-------- Dataset content
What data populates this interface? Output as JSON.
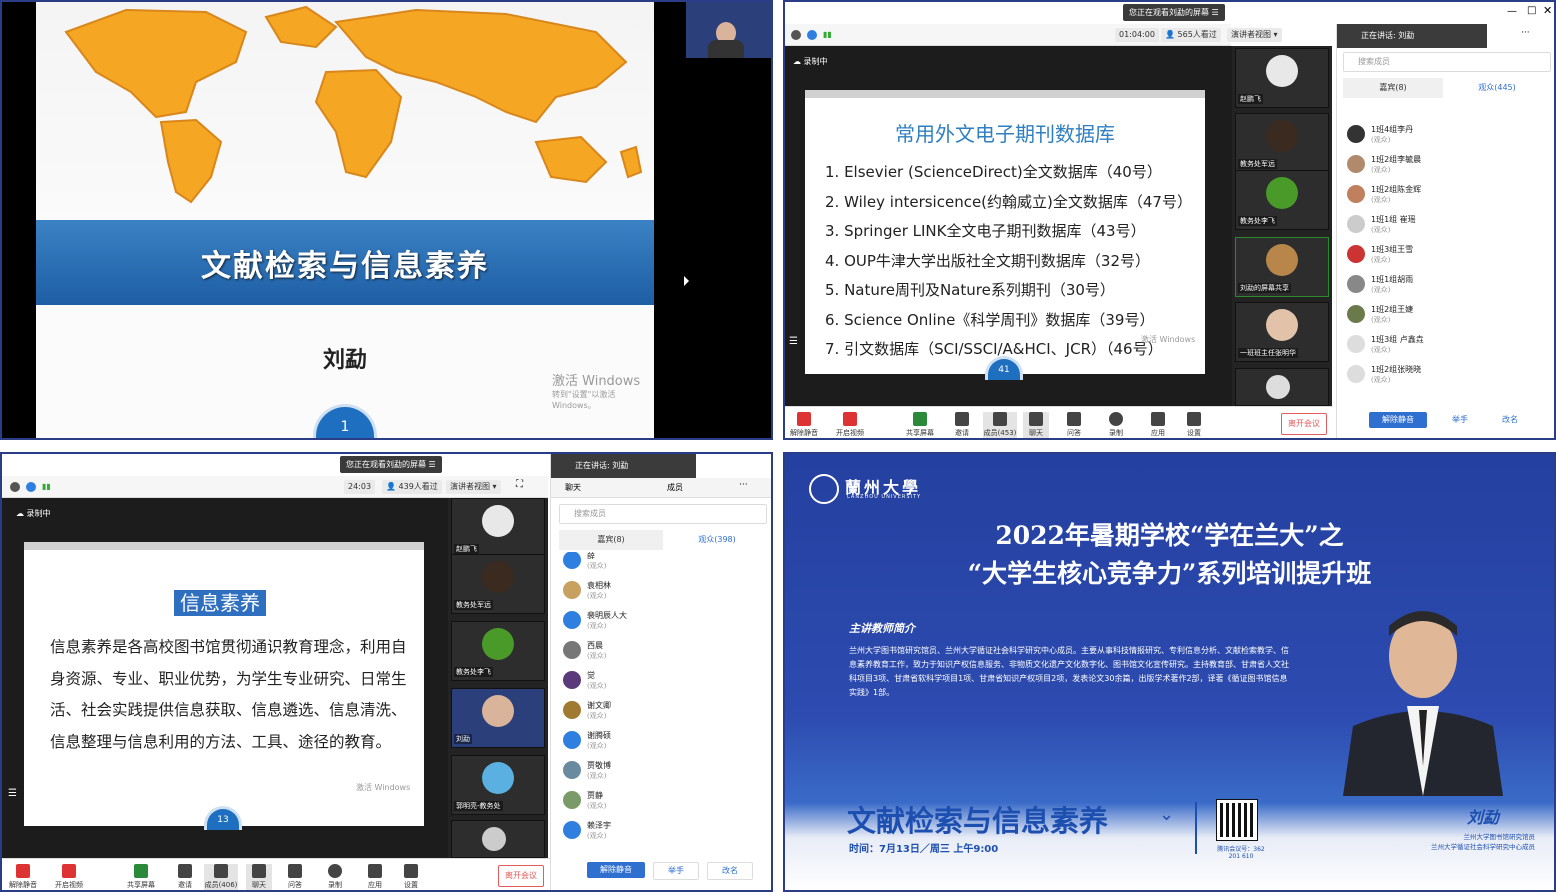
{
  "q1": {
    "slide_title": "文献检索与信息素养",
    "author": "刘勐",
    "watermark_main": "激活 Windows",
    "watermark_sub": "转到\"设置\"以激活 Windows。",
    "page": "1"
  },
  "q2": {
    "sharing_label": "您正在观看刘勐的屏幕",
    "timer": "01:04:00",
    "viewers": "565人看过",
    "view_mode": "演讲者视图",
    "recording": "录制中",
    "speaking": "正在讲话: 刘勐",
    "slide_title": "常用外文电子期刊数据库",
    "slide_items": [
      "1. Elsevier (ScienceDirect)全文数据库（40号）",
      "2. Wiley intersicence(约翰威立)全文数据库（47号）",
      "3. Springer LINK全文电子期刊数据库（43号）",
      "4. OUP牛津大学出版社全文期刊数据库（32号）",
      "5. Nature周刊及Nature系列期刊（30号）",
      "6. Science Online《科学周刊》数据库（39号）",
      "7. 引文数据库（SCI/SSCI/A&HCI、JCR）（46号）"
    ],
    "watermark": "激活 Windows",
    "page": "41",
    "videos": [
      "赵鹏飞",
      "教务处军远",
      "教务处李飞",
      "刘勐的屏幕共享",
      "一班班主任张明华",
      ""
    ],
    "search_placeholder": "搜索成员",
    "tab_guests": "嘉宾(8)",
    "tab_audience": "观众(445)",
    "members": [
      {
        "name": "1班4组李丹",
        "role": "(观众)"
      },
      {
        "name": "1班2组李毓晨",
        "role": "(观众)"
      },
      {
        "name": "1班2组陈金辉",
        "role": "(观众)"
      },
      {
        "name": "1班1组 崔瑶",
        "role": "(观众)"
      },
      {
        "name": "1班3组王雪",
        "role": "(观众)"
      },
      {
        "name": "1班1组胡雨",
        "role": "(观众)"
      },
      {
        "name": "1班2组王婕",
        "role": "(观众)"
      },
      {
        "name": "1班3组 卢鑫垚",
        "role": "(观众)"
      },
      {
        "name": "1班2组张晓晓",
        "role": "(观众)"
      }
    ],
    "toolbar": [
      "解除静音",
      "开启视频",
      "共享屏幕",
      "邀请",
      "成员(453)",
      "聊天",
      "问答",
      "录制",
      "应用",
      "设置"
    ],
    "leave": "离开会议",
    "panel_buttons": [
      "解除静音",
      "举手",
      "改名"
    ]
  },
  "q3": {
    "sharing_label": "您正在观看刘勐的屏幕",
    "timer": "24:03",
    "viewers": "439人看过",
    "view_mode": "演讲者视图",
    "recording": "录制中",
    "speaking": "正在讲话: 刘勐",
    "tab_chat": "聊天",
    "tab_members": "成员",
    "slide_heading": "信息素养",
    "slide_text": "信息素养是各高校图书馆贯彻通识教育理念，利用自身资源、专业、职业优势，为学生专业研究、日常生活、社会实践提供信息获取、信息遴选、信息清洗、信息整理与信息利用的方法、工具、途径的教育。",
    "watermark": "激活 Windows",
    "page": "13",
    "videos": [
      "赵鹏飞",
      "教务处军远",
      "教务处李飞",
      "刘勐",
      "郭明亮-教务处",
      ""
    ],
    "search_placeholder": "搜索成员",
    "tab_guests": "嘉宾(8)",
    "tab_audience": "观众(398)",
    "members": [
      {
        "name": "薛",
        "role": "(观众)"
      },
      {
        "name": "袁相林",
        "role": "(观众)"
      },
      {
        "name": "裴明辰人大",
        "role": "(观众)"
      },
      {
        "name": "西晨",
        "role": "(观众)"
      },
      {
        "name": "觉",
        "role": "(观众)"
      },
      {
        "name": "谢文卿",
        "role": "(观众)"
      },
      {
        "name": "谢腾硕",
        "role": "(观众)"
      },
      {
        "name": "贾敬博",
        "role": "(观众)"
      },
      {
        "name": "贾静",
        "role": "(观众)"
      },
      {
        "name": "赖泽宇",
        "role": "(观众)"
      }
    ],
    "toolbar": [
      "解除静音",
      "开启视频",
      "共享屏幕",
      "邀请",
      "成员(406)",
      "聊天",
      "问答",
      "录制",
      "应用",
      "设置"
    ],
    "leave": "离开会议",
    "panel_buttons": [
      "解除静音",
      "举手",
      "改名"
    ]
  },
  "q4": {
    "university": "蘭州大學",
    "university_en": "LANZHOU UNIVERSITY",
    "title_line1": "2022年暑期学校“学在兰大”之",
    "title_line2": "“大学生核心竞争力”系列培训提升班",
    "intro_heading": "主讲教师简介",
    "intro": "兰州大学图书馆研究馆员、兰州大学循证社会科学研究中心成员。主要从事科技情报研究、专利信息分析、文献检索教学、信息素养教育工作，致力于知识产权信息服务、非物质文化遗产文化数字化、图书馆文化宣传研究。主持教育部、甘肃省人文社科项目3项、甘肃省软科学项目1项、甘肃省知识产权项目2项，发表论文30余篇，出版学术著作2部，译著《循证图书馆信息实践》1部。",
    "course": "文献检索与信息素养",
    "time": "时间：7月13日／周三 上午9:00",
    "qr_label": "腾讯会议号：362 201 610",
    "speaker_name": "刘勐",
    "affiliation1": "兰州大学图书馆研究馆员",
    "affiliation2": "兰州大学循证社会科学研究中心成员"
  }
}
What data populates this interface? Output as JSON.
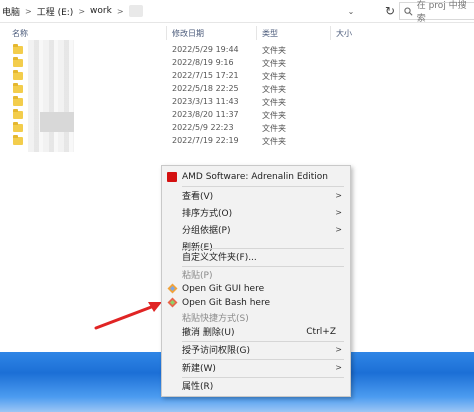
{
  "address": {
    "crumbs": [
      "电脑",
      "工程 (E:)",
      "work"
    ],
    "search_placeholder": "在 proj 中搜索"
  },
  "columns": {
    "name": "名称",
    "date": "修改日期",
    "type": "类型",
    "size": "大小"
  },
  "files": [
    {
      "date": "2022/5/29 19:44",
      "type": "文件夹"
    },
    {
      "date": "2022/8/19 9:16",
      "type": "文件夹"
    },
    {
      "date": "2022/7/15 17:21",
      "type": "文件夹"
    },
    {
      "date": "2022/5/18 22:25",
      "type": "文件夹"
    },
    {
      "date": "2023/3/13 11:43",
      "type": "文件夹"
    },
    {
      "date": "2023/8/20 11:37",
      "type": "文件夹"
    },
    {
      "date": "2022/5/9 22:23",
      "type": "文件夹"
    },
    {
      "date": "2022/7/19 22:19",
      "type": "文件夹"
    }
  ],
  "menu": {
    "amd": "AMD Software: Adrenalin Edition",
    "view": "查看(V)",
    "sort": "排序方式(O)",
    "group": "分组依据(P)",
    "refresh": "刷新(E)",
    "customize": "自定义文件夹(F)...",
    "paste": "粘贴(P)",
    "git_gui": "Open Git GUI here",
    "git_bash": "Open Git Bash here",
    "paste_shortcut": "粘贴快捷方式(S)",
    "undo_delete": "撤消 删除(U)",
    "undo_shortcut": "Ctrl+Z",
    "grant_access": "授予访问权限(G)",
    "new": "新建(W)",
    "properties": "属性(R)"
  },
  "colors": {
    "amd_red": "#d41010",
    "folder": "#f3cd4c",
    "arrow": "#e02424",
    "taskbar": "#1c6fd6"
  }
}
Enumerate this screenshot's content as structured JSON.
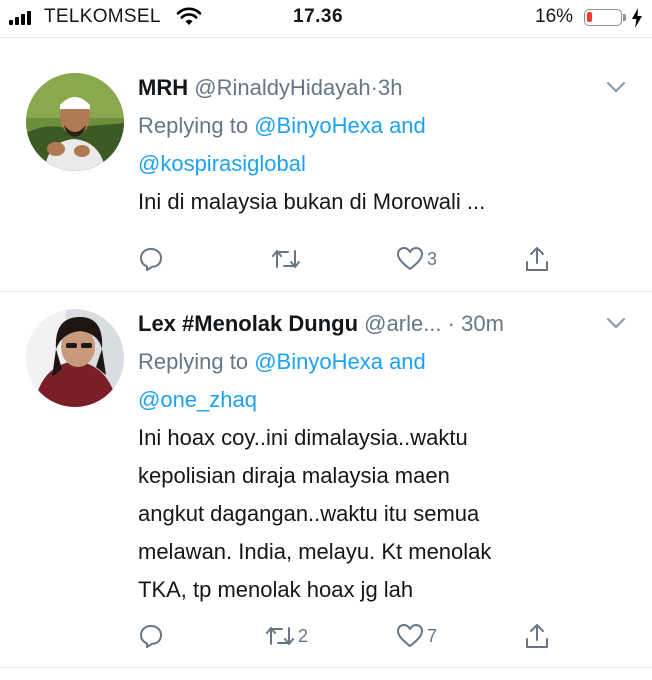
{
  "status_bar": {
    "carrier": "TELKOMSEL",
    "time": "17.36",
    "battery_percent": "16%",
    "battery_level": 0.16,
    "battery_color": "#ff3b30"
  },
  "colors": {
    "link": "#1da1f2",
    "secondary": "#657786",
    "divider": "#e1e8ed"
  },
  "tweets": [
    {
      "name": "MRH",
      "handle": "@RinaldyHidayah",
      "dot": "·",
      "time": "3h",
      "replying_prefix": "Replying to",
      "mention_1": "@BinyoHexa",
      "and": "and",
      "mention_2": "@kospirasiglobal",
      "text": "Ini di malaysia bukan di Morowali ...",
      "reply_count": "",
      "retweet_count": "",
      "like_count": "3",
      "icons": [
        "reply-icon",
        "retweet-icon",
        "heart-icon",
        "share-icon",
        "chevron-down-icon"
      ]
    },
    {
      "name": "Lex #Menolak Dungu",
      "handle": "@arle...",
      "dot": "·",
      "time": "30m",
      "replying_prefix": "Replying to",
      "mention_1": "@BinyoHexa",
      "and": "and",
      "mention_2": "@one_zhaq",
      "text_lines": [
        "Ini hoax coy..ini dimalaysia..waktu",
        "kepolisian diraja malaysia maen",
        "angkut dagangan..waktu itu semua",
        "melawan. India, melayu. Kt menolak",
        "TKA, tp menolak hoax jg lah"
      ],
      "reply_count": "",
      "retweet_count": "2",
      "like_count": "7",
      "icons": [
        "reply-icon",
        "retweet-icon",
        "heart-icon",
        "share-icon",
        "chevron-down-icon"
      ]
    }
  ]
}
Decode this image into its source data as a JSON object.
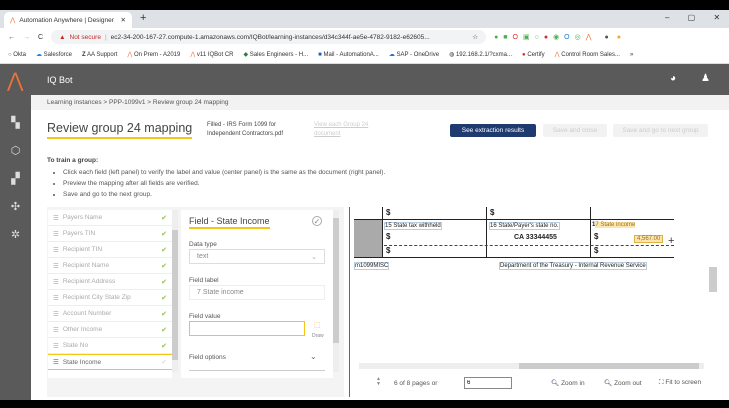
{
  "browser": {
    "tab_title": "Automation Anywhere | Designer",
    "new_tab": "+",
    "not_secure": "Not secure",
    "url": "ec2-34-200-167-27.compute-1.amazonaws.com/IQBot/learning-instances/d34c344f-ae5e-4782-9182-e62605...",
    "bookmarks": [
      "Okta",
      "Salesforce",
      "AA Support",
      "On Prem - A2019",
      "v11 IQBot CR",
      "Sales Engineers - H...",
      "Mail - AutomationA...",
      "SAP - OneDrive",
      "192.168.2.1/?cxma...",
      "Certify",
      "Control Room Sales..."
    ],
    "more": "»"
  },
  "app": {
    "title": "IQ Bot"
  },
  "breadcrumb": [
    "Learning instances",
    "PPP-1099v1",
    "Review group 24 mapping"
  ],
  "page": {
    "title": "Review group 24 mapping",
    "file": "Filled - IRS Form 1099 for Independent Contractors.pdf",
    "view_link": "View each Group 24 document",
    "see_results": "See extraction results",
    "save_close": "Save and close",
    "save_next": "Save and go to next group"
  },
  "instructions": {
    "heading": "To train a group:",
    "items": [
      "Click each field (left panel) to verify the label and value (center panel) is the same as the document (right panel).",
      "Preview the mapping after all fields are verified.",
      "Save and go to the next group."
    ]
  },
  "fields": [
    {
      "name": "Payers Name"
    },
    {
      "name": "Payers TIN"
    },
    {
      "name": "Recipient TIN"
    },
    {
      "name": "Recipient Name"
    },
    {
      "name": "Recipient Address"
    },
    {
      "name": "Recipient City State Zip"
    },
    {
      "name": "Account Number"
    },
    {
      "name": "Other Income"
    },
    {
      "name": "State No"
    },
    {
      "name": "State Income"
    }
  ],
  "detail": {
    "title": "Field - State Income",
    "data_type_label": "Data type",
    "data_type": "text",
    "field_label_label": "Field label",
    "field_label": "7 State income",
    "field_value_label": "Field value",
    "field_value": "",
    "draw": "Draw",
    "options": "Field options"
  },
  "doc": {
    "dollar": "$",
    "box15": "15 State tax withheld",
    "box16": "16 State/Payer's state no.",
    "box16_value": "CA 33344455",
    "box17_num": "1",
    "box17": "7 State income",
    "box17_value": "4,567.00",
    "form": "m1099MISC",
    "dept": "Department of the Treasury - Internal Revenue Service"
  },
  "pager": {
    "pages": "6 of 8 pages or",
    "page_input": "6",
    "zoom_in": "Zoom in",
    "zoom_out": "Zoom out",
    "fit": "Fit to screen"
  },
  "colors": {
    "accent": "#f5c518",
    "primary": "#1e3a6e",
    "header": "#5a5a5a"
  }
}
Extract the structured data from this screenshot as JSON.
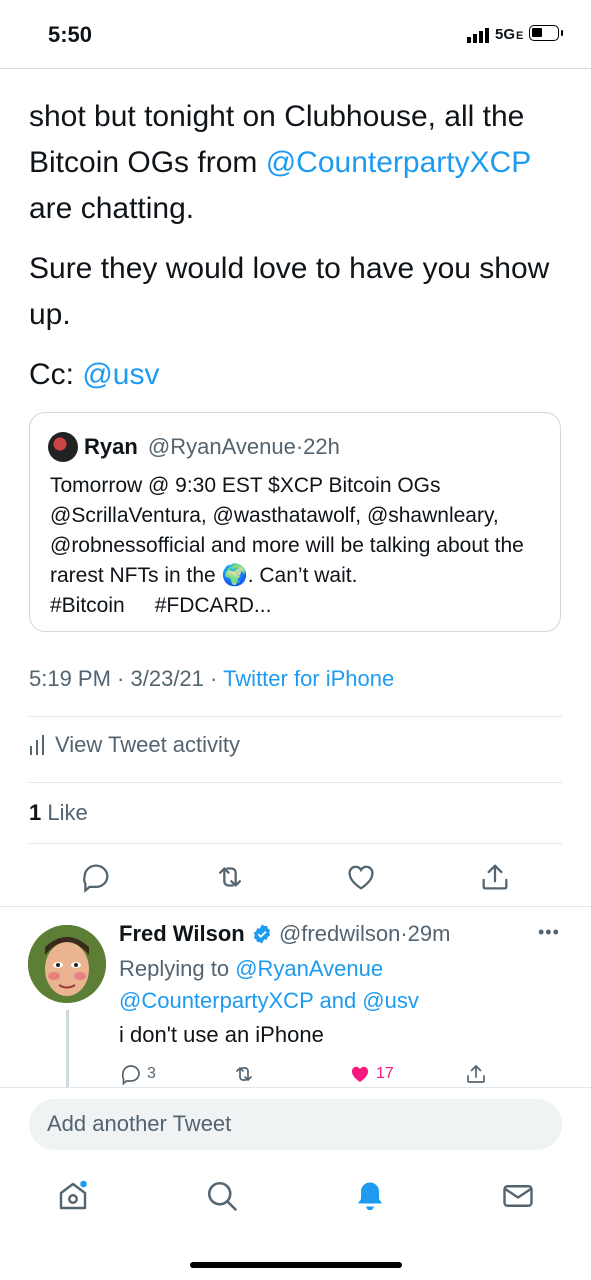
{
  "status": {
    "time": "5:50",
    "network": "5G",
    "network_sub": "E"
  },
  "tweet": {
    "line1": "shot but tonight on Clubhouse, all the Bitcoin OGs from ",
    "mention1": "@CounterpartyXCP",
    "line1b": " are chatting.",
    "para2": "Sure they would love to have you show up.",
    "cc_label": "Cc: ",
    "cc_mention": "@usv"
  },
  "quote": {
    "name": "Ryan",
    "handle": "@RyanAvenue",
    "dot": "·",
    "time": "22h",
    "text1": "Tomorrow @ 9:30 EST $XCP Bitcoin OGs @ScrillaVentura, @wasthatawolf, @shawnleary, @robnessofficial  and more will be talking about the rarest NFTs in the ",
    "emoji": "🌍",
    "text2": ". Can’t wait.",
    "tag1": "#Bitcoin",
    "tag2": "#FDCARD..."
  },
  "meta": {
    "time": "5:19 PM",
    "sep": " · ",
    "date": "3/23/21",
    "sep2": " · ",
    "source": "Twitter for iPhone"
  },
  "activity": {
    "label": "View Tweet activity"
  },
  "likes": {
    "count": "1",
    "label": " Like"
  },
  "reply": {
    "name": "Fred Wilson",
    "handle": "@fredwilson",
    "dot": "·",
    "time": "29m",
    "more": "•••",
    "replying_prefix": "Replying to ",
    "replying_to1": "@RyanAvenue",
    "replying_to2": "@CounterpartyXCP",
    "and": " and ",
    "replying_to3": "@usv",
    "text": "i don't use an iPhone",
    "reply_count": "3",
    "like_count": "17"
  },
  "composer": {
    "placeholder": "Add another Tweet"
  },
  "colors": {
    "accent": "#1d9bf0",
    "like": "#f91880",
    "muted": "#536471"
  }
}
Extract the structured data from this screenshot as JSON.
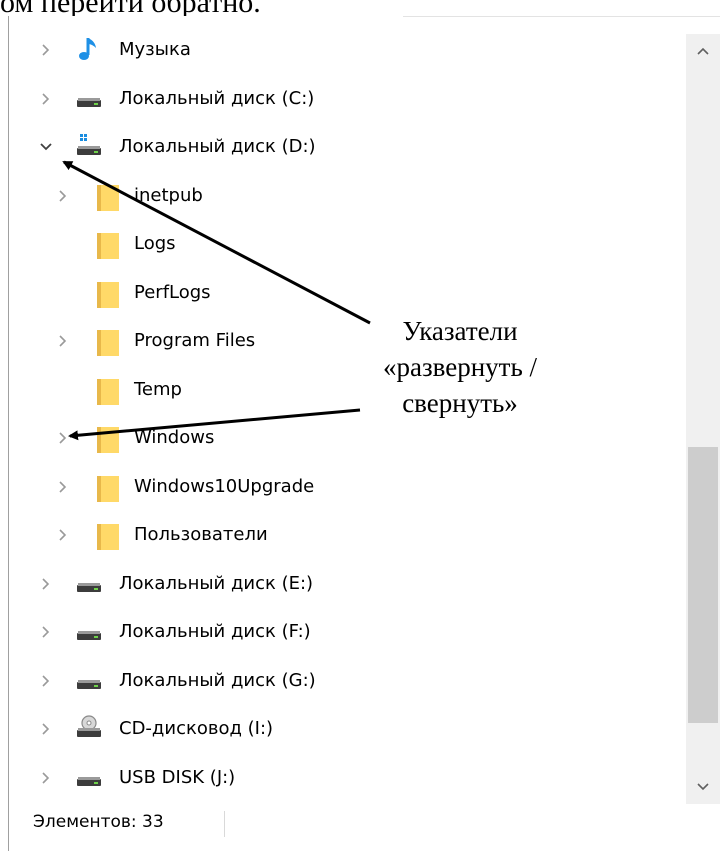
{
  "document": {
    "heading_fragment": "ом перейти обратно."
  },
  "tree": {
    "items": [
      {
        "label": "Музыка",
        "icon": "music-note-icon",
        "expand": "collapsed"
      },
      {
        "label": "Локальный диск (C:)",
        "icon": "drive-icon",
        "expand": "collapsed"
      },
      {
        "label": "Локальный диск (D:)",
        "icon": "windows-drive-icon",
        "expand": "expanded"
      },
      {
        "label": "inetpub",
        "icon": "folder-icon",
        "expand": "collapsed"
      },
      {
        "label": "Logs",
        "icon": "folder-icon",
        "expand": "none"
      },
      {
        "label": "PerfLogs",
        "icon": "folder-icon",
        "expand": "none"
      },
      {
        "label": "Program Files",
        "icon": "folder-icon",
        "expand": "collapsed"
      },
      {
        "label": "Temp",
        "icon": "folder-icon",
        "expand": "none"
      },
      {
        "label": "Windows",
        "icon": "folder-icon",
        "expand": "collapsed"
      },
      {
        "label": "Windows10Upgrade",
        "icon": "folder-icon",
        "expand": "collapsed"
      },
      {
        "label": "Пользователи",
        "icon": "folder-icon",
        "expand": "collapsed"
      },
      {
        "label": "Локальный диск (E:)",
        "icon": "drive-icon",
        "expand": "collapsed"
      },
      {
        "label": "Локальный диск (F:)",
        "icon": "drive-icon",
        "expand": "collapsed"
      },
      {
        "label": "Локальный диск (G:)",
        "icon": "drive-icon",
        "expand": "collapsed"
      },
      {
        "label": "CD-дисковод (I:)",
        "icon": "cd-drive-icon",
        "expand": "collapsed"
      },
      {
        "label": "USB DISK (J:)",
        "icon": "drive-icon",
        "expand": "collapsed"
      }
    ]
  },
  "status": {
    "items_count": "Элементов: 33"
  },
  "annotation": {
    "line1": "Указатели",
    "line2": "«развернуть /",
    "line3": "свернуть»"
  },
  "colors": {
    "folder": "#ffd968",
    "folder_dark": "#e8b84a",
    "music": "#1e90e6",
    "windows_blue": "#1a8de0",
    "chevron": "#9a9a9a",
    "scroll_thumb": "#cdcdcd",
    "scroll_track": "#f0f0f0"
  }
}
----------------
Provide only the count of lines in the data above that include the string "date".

10